12 March 2007

The recovery room

This area of the theatre complex is for you to fully emerge from the anaesthetic before being transferred back to your bed in the ward.

0
This area of the theatre complex is for you to fully emerge from the anaesthetic before being transferred back to your bed in the ward. Patients who have had major surgery may go straight from theatre to a High Care area or Intensive Care Unit and do not need to spend time in Recovery.

In the Recovery room you will once again have monitors attached to you (e.g. ECG, pulse oximeter and blood pressure monitor), an oxygen mask will be placed over your mouth and nose, and your anaesthetist will hand over monitoring responsibility to the specially trained Recovery Room nurse.

The time to full recovery is dependent on the length of the anaesthetic, and may be anything from five minutes to an hour. Before discharging you back to the ward the anaesthetist will once again check that your vital signs are stable and that you are fully recovered. To do this your anaesthetist will perform some simple checks, such as asking you to lift your head up for five seconds, asking you your name and other questions such as your age, or what day of the week it is. He or she will also ensure that you are not distressed by pain or nausea.

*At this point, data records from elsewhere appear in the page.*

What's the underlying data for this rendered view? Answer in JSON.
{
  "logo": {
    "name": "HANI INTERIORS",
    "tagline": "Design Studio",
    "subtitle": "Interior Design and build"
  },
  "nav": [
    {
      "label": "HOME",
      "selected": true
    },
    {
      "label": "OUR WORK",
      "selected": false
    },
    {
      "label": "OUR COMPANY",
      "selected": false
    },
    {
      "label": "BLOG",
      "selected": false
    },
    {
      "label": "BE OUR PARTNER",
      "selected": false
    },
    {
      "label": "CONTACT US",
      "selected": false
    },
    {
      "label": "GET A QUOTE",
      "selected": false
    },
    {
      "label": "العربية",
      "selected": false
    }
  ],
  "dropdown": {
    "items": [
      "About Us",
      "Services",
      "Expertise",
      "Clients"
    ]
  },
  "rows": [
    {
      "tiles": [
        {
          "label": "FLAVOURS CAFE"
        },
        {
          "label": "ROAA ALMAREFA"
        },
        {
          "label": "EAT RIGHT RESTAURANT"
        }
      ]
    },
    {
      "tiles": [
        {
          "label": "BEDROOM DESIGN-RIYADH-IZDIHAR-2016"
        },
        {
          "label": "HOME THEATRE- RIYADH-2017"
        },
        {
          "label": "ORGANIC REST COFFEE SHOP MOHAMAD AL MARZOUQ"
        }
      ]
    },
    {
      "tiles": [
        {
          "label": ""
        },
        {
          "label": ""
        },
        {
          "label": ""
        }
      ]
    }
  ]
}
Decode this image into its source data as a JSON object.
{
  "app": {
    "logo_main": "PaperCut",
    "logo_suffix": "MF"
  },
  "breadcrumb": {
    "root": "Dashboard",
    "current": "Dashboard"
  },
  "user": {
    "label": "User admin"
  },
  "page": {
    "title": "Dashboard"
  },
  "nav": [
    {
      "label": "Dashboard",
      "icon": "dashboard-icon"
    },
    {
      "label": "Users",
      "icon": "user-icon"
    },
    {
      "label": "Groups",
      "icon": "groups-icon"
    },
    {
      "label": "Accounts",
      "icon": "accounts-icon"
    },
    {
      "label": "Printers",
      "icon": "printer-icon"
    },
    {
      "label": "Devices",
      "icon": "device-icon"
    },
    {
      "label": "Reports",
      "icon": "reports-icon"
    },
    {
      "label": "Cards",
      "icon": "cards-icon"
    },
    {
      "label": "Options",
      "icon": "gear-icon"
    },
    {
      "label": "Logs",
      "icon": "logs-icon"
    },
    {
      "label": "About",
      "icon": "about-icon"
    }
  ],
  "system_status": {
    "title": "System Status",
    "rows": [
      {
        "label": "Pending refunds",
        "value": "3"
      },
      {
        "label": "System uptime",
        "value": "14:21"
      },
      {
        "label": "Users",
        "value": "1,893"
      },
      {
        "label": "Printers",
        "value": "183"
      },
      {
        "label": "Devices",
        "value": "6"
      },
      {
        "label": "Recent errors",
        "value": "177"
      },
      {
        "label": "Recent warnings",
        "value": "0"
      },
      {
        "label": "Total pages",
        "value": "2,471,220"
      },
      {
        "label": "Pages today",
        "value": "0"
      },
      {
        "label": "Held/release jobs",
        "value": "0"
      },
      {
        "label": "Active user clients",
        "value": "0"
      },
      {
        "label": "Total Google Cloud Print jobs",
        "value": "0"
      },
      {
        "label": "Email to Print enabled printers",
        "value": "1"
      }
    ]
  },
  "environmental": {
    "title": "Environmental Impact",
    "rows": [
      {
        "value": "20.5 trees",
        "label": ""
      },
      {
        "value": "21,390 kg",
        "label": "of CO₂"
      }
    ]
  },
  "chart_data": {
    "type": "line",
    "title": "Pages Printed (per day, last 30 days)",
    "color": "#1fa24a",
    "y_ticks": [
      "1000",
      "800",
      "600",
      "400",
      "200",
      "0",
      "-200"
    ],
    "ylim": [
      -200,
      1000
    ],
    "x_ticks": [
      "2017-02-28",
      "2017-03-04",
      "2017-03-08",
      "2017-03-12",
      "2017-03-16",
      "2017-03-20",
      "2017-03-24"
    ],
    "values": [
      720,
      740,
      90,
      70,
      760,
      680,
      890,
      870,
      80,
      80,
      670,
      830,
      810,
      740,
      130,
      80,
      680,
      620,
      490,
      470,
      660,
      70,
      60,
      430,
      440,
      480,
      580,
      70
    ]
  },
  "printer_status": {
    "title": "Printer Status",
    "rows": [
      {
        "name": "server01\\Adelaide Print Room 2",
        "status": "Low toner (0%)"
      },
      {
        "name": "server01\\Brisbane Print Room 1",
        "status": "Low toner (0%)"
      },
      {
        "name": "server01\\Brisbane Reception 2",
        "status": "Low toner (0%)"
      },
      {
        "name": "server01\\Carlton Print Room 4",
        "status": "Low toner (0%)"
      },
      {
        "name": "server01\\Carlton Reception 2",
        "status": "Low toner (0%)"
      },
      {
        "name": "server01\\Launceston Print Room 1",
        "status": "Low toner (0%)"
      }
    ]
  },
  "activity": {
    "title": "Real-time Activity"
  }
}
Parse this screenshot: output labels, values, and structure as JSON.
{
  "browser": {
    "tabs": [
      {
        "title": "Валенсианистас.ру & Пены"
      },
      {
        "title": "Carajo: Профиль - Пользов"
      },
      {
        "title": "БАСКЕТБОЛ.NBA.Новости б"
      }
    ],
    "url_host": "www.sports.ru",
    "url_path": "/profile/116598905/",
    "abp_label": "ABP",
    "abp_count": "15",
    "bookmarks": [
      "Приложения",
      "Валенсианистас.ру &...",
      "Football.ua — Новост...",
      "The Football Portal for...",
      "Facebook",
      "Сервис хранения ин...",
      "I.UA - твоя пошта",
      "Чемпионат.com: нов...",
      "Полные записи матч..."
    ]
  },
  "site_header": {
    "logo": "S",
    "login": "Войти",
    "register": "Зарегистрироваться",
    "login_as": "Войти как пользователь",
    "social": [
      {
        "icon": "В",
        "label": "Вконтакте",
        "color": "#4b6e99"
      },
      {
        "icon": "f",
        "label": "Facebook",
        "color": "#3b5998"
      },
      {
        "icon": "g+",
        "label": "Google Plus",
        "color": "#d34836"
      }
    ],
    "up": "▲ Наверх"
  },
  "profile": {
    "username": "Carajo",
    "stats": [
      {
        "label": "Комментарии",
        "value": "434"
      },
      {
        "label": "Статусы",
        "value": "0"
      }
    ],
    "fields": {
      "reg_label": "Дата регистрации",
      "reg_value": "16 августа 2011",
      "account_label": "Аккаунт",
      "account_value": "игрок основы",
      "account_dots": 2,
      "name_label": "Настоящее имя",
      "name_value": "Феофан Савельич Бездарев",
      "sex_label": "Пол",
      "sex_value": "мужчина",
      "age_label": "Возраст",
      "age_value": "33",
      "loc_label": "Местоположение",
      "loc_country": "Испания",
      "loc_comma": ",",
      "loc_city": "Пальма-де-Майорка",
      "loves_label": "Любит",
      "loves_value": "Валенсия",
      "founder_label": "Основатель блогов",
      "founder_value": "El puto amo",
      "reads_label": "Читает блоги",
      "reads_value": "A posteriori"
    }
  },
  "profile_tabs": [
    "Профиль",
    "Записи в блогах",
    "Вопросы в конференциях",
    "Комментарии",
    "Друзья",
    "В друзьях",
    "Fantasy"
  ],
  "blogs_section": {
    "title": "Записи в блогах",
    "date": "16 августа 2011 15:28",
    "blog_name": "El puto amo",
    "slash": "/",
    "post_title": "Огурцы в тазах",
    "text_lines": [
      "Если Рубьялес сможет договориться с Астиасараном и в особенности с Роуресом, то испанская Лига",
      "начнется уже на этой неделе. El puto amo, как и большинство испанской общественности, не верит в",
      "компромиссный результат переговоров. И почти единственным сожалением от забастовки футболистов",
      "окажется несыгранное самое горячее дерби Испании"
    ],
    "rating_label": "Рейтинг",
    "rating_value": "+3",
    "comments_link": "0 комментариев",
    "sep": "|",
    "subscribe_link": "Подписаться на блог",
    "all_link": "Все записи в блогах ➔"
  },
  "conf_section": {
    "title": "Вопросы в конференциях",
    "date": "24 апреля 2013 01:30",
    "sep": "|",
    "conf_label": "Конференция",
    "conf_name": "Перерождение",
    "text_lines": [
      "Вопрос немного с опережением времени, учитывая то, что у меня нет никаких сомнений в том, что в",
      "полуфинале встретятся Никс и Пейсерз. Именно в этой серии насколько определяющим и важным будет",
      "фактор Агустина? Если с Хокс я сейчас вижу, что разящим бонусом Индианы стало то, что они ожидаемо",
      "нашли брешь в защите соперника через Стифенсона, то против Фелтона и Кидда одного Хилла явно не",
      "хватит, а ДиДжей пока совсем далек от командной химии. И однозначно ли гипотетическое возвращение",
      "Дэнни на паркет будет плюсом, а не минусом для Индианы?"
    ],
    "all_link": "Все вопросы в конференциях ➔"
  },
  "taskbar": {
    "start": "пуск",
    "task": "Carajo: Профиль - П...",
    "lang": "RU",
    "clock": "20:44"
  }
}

Read more:
After surgery – things to remember

 

Read Health24’s Comments Policy

Comment on this story
0 comments
Comments have been closed for this article.